  • • Sale of a gray market vehicle without disclosure of its origins and drawbacks may involve common law fraud, which may lead to punitive damages. See Ch. 8, infra.
  • • Sometimes the buyer will find it impossible to title or register a gray market vehicle because it does not meet emissions or customs requirements, resulting in a breach of the warranty of title that is implied in every contract. See § 9.2.2, infra.
  • • The manufacturer may deny warranty coverage for a gray market vehicle, or parts may be unavailable, potentially giving the buyer breach of contract or breach of warranty claims against the seller. See § 9.2, infra.
  • • Sale of a gray market vehicle without disclosure will violate a state UDAP statute, which will often provide attorney fees, minimum, multiple, or punitive damages, and which may not require proof of the defendant’s intent or knowledge.
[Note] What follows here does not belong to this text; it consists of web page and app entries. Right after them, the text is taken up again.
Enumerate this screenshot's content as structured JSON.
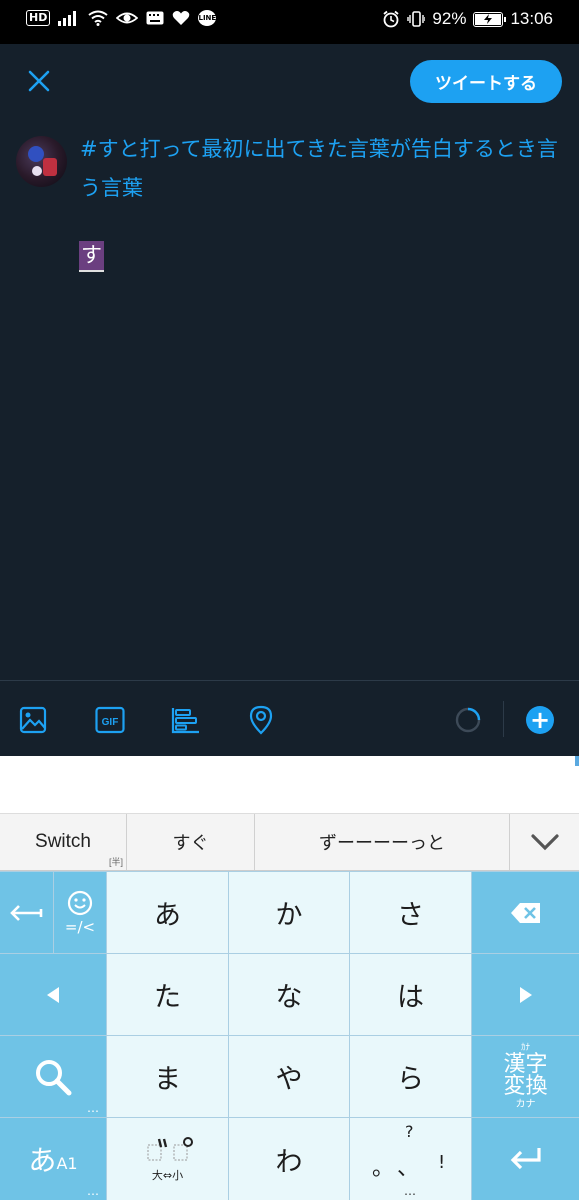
{
  "status_bar": {
    "hd": "HD",
    "line_label": "LINE",
    "battery": "92%",
    "battery_level": 0.92,
    "time": "13:06"
  },
  "compose": {
    "tweet_button": "ツイートする",
    "text": "#すと打って最初に出てきた言葉が告白するとき言う言葉",
    "composing": "す"
  },
  "toolbar": {
    "icons": [
      "image-icon",
      "gif-icon",
      "poll-icon",
      "location-icon",
      "character-count-icon",
      "add-tweet-icon"
    ],
    "gif_label": "GIF",
    "plus": "+"
  },
  "candidates": {
    "switch": "Switch",
    "switch_sub": "[半]",
    "items": [
      "すぐ",
      "ずーーーーっと"
    ]
  },
  "keyboard": {
    "main": [
      "あ",
      "か",
      "さ",
      "た",
      "な",
      "は",
      "ま",
      "や",
      "ら",
      "わ"
    ],
    "emoji_sub": "=/<",
    "kanji_top": "漢字",
    "kanji_bottom": "変換",
    "kanji_ruby_top": "ｶﾅ",
    "kanji_ruby_bottom": "カナ",
    "mode_main": "あ",
    "mode_sub": "A1",
    "dakuten_label": "大⇔小",
    "punct_q": "?",
    "punct_ex": "!",
    "punct_marks": "。、",
    "ellipsis": "…"
  },
  "colors": {
    "background": "#15202b",
    "accent": "#1da1f2",
    "key_side": "#6fc3e6",
    "key_main": "#e9f8fb",
    "composing_bg": "#6b3f80"
  }
}
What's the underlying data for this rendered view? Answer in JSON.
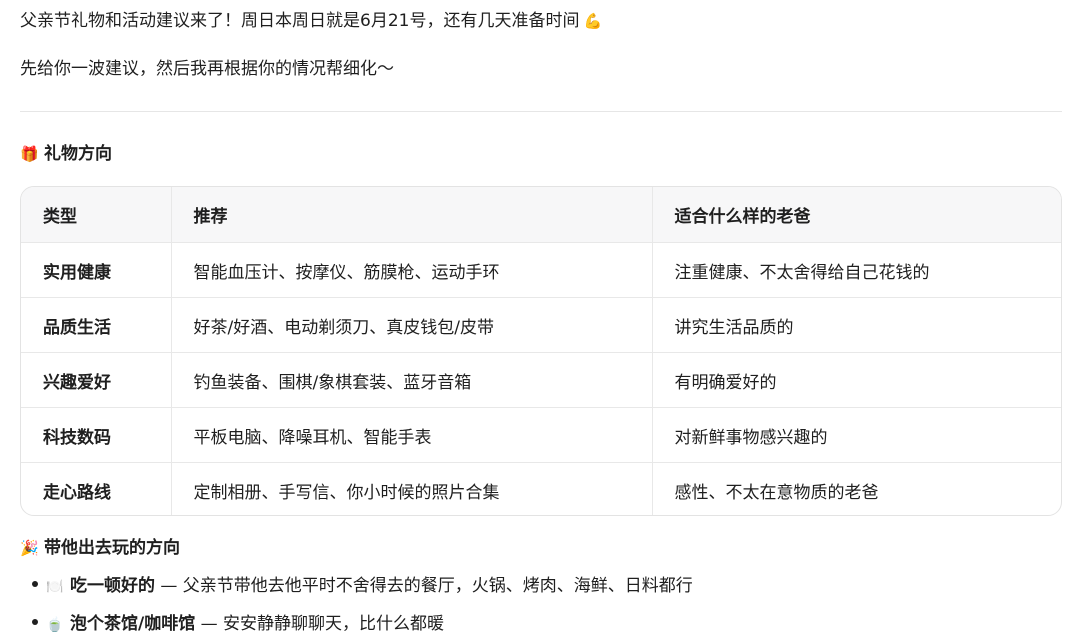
{
  "intro": {
    "line1": "父亲节礼物和活动建议来了！周日本周日就是6月21号，还有几天准备时间",
    "line1_emoji": "💪",
    "line2": "先给你一波建议，然后我再根据你的情况帮细化～"
  },
  "gift_section": {
    "icon": "🎁",
    "title": "礼物方向",
    "headers": [
      "类型",
      "推荐",
      "适合什么样的老爸"
    ],
    "rows": [
      {
        "type": "实用健康",
        "rec": "智能血压计、按摩仪、筋膜枪、运动手环",
        "fit": "注重健康、不太舍得给自己花钱的"
      },
      {
        "type": "品质生活",
        "rec": "好茶/好酒、电动剃须刀、真皮钱包/皮带",
        "fit": "讲究生活品质的"
      },
      {
        "type": "兴趣爱好",
        "rec": "钓鱼装备、围棋/象棋套装、蓝牙音箱",
        "fit": "有明确爱好的"
      },
      {
        "type": "科技数码",
        "rec": "平板电脑、降噪耳机、智能手表",
        "fit": "对新鲜事物感兴趣的"
      },
      {
        "type": "走心路线",
        "rec": "定制相册、手写信、你小时候的照片合集",
        "fit": "感性、不太在意物质的老爸"
      }
    ]
  },
  "outing_section": {
    "icon": "🎉",
    "title": "带他出去玩的方向",
    "items": [
      {
        "icon": "🍽️",
        "strong": "吃一顿好的",
        "rest": " — 父亲节带他去他平时不舍得去的餐厅，火锅、烤肉、海鲜、日料都行"
      },
      {
        "icon": "🍵",
        "strong": "泡个茶馆/咖啡馆",
        "rest": " — 安安静静聊聊天，比什么都暖"
      }
    ]
  }
}
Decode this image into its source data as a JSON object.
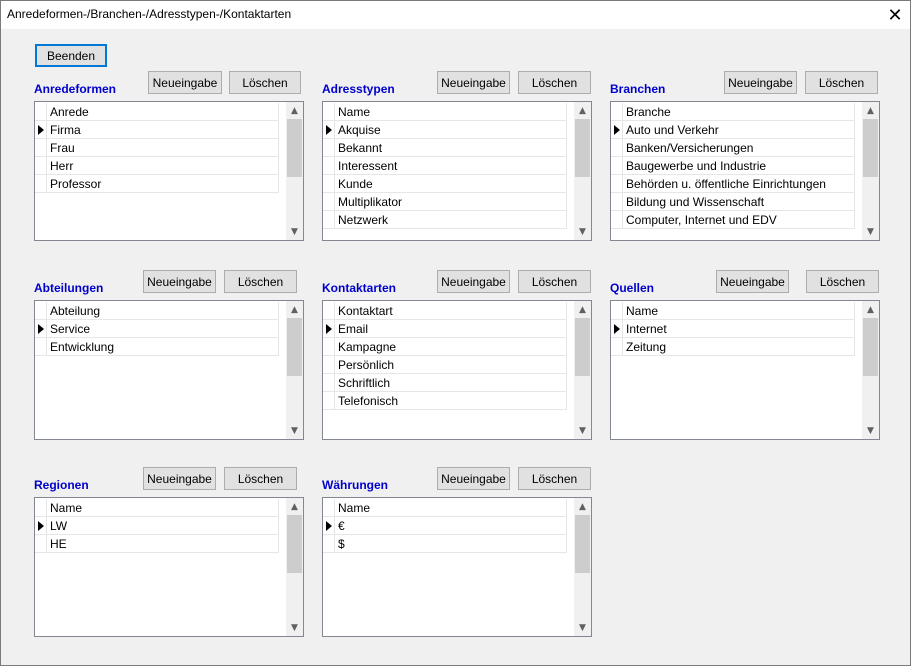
{
  "window": {
    "title": "Anredeformen-/Branchen-/Adresstypen-/Kontaktarten",
    "close_glyph": "✕"
  },
  "beenden_label": "Beenden",
  "panels": [
    {
      "id": "anredeformen",
      "label": "Anredeformen",
      "new_label": "Neueingabe",
      "delete_label": "Löschen",
      "column": "Anrede",
      "rows": [
        "Firma",
        "Frau",
        "Herr",
        "Professor"
      ],
      "selected": 0
    },
    {
      "id": "adresstypen",
      "label": "Adresstypen",
      "new_label": "Neueingabe",
      "delete_label": "Löschen",
      "column": "Name",
      "rows": [
        "Akquise",
        "Bekannt",
        "Interessent",
        "Kunde",
        "Multiplikator",
        "Netzwerk"
      ],
      "selected": 0
    },
    {
      "id": "branchen",
      "label": "Branchen",
      "new_label": "Neueingabe",
      "delete_label": "Löschen",
      "column": "Branche",
      "rows": [
        "Auto und Verkehr",
        "Banken/Versicherungen",
        "Baugewerbe und Industrie",
        "Behörden u. öffentliche Einrichtungen",
        "Bildung und Wissenschaft",
        "Computer, Internet und EDV"
      ],
      "selected": 0
    },
    {
      "id": "abteilungen",
      "label": "Abteilungen",
      "new_label": "Neueingabe",
      "delete_label": "Löschen",
      "column": "Abteilung",
      "rows": [
        "Service",
        "Entwicklung"
      ],
      "selected": 0
    },
    {
      "id": "kontaktarten",
      "label": "Kontaktarten",
      "new_label": "Neueingabe",
      "delete_label": "Löschen",
      "column": "Kontaktart",
      "rows": [
        "Email",
        "Kampagne",
        "Persönlich",
        "Schriftlich",
        "Telefonisch"
      ],
      "selected": 0
    },
    {
      "id": "quellen",
      "label": "Quellen",
      "new_label": "Neueingabe",
      "delete_label": "Löschen",
      "column": "Name",
      "rows": [
        "Internet",
        "Zeitung"
      ],
      "selected": 0
    },
    {
      "id": "regionen",
      "label": "Regionen",
      "new_label": "Neueingabe",
      "delete_label": "Löschen",
      "column": "Name",
      "rows": [
        "LW",
        "HE"
      ],
      "selected": 0
    },
    {
      "id": "waehrungen",
      "label": "Währungen",
      "new_label": "Neueingabe",
      "delete_label": "Löschen",
      "column": "Name",
      "rows": [
        "€",
        "$"
      ],
      "selected": 0
    }
  ]
}
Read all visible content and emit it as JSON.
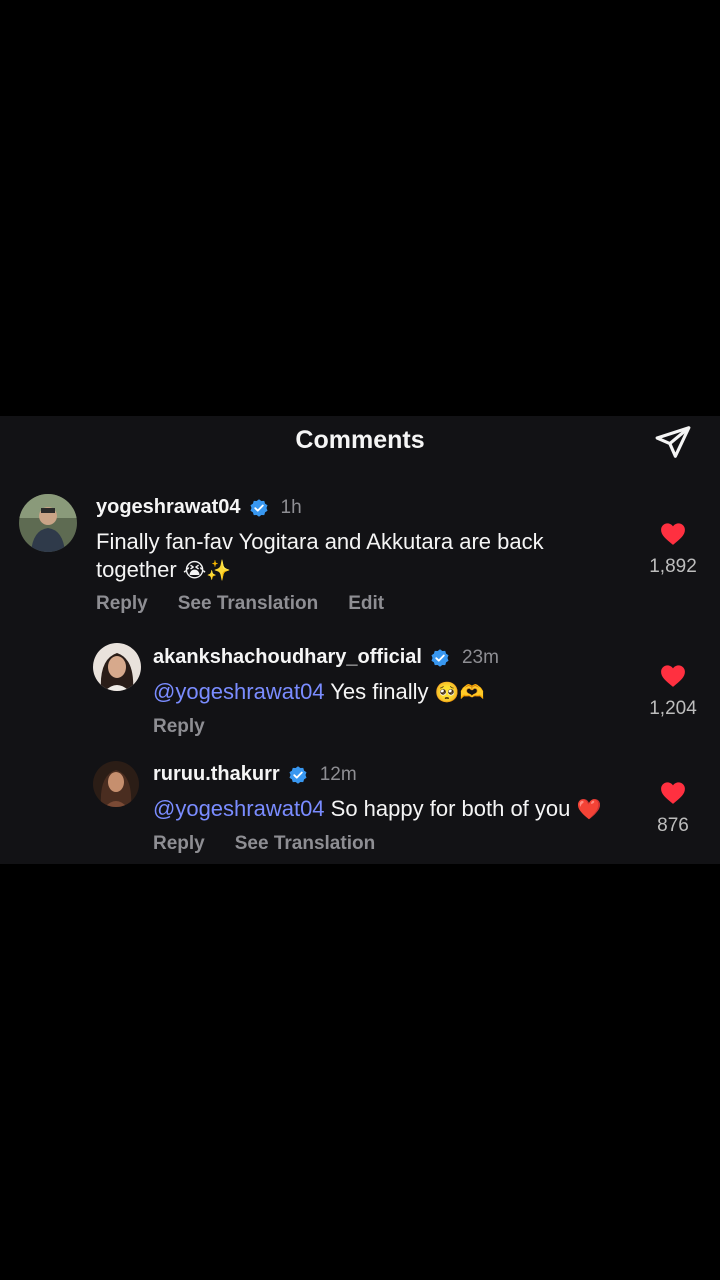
{
  "header": {
    "title": "Comments"
  },
  "comments": [
    {
      "username": "yogeshrawat04",
      "time": "1h",
      "text": "Finally fan-fav Yogitara and Akkutara are back together",
      "emoji": "😭✨",
      "actions": [
        "Reply",
        "See Translation",
        "Edit"
      ],
      "likes": "1,892"
    },
    {
      "username": "akankshachoudhary_official",
      "time": "23m",
      "mention": "@yogeshrawat04",
      "text": " Yes finally ",
      "emoji": "🥺🫶",
      "actions": [
        "Reply"
      ],
      "likes": "1,204"
    },
    {
      "username": "ruruu.thakurr",
      "time": "12m",
      "mention": "@yogeshrawat04",
      "text": " So happy for both of you ",
      "emoji": "❤️",
      "actions": [
        "Reply",
        "See Translation"
      ],
      "likes": "876"
    }
  ],
  "icons": {
    "send": "send-icon",
    "verified": "verified-badge-icon",
    "heart": "heart-icon"
  },
  "colors": {
    "background": "#000000",
    "panel": "#121215",
    "mention": "#7a8cff",
    "verified": "#3897f0",
    "heart": "#ff3040",
    "muted": "#8e8e93"
  }
}
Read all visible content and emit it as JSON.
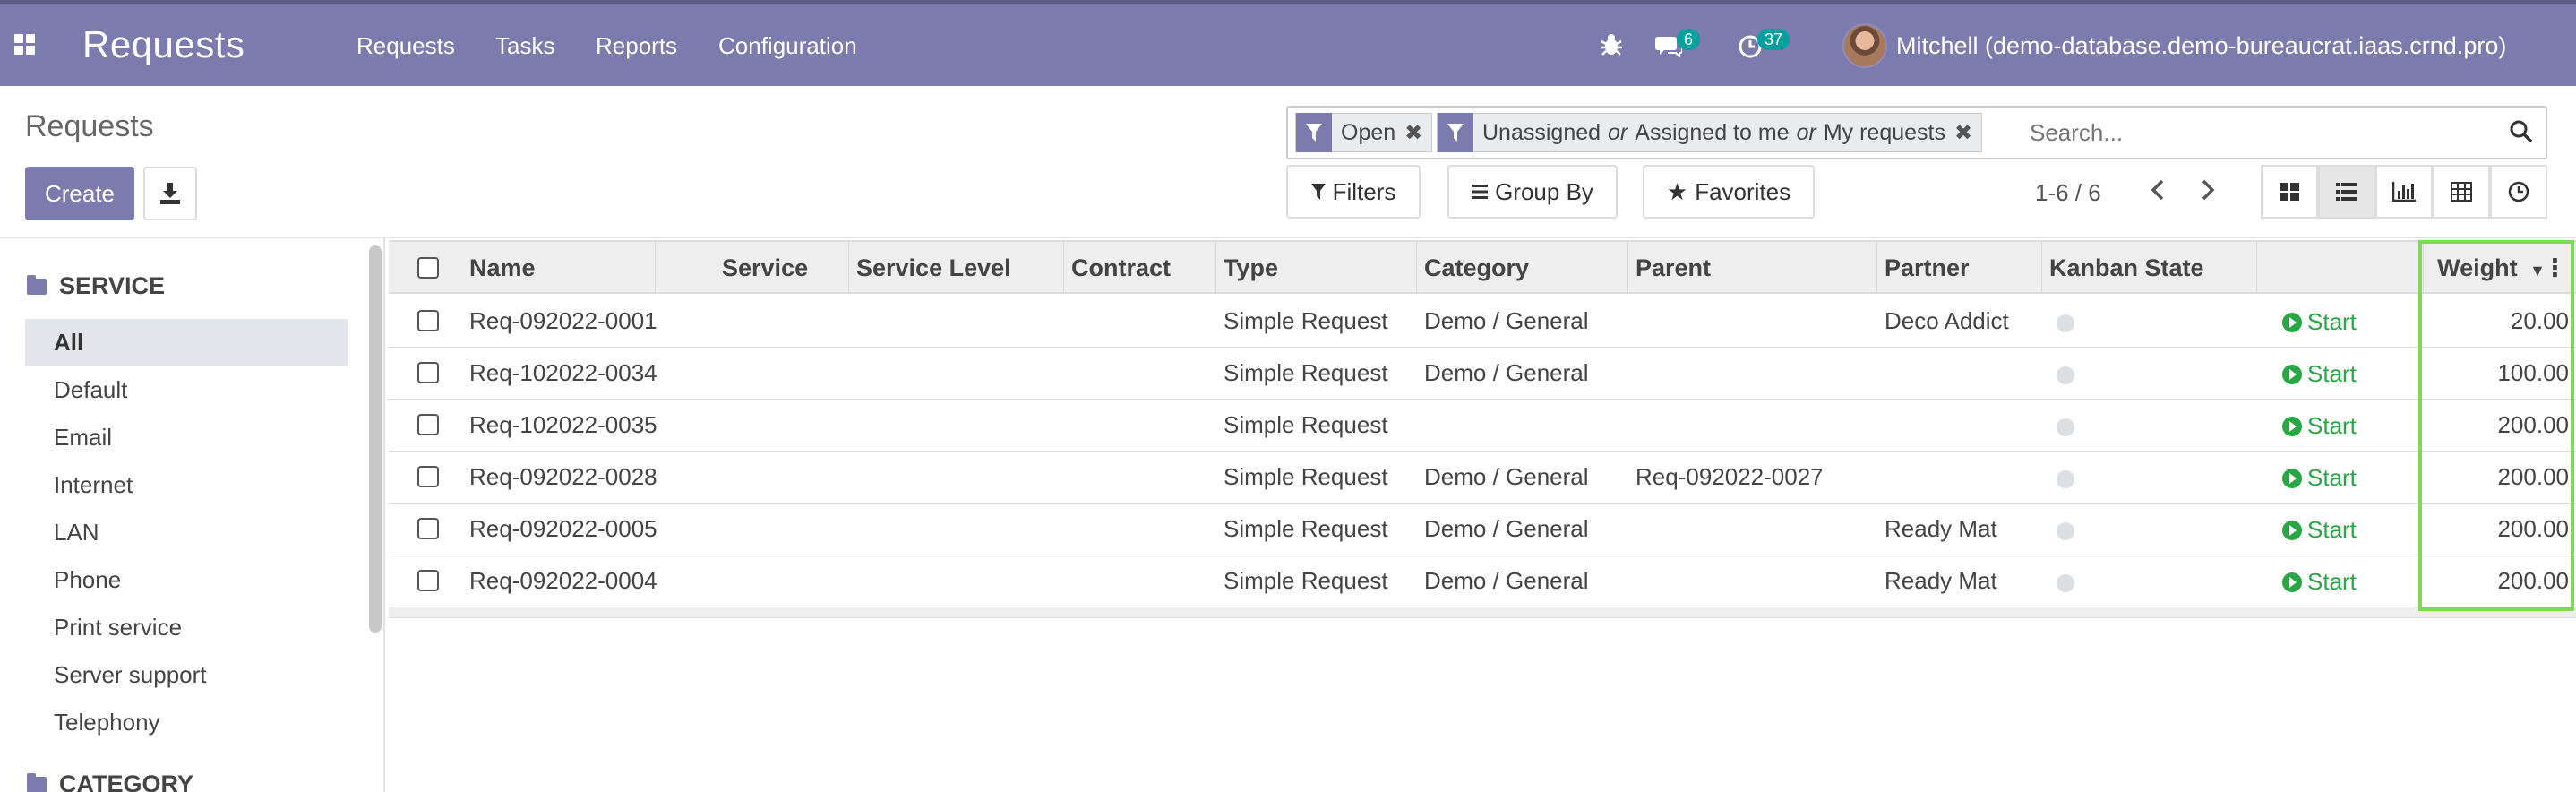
{
  "navbar": {
    "brand": "Requests",
    "menu": [
      "Requests",
      "Tasks",
      "Reports",
      "Configuration"
    ],
    "messages_count": "6",
    "activities_count": "37",
    "user": "Mitchell (demo-database.demo-bureaucrat.iaas.crnd.pro)"
  },
  "control_panel": {
    "breadcrumb": "Requests",
    "create_label": "Create",
    "facets": [
      {
        "label": "Open"
      },
      {
        "parts": [
          "Unassigned",
          "or",
          "Assigned to me",
          "or",
          "My requests"
        ]
      }
    ],
    "search_placeholder": "Search...",
    "filters_label": "Filters",
    "groupby_label": "Group By",
    "favorites_label": "Favorites",
    "pager": "1-6 / 6"
  },
  "sidebar": {
    "service_header": "SERVICE",
    "items": [
      "All",
      "Default",
      "Email",
      "Internet",
      "LAN",
      "Phone",
      "Print service",
      "Server support",
      "Telephony"
    ],
    "category_header": "CATEGORY"
  },
  "table": {
    "columns": [
      "Name",
      "Service",
      "Service Level",
      "Contract",
      "Type",
      "Category",
      "Parent",
      "Partner",
      "Kanban State",
      "",
      "Weight"
    ],
    "start_label": "Start",
    "rows": [
      {
        "name": "Req-092022-0001",
        "type": "Simple Request",
        "category": "Demo / General",
        "parent": "",
        "partner": "Deco Addict",
        "weight": "20.00"
      },
      {
        "name": "Req-102022-0034",
        "type": "Simple Request",
        "category": "Demo / General",
        "parent": "",
        "partner": "",
        "weight": "100.00"
      },
      {
        "name": "Req-102022-0035",
        "type": "Simple Request",
        "category": "",
        "parent": "",
        "partner": "",
        "weight": "200.00"
      },
      {
        "name": "Req-092022-0028",
        "type": "Simple Request",
        "category": "Demo / General",
        "parent": "Req-092022-0027",
        "partner": "",
        "weight": "200.00"
      },
      {
        "name": "Req-092022-0005",
        "type": "Simple Request",
        "category": "Demo / General",
        "parent": "",
        "partner": "Ready Mat",
        "weight": "200.00"
      },
      {
        "name": "Req-092022-0004",
        "type": "Simple Request",
        "category": "Demo / General",
        "parent": "",
        "partner": "Ready Mat",
        "weight": "200.00"
      }
    ]
  },
  "colors": {
    "brand": "#7c7bad",
    "start": "#28a745",
    "highlight": "#7ed957",
    "badge": "#00a09d"
  },
  "icons": [
    "apps-icon",
    "bug-icon",
    "chat-icon",
    "clock-icon",
    "filter-icon",
    "close-icon",
    "search-icon",
    "download-icon",
    "caret-down-icon",
    "star-icon",
    "kanban-view-icon",
    "list-view-icon",
    "graph-view-icon",
    "pivot-view-icon",
    "activity-view-icon",
    "folder-icon",
    "play-icon",
    "column-options-icon"
  ]
}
See § 9.4, infra.
  • • In a few states, sale of a gray market vehicle without disclosure will violate a special gray market statute. See § 9.4.8.7, infra.
  • • Fraudulent sale of gray market vehicles may also violate the federal or state RICO statute. The federal statute provides federal jurisdiction, attorney fees, and treble damages. See § 9.5, infra. The state RICO statute may provide similar remedies in state court. See § 9.6, infra.
  • • How to litigate a fraudulent gray market vehicle sale case is examined in Chapter 10, infra, including: advising the client, who to sue, what claims to plead, jurisdictional issues, res judicata, class actions, evidentiary issues (such as how to introduce evidence of the defendant’s misconduct against other consumers), trial of a fraudulent gray market vehicle sale case, damage issues, settlements, attorney fees, and collecting judgments against the defendant, the defendant’s surety, related lenders, and auction companies. A sample complaint in a gray market vehicle case is found in the online version of this treatise, and summarized in Appendix G, infra. Other automobile fraud pleadings found in the online version, such as the jury trial papers, can be adapted for a gray market vehicle case.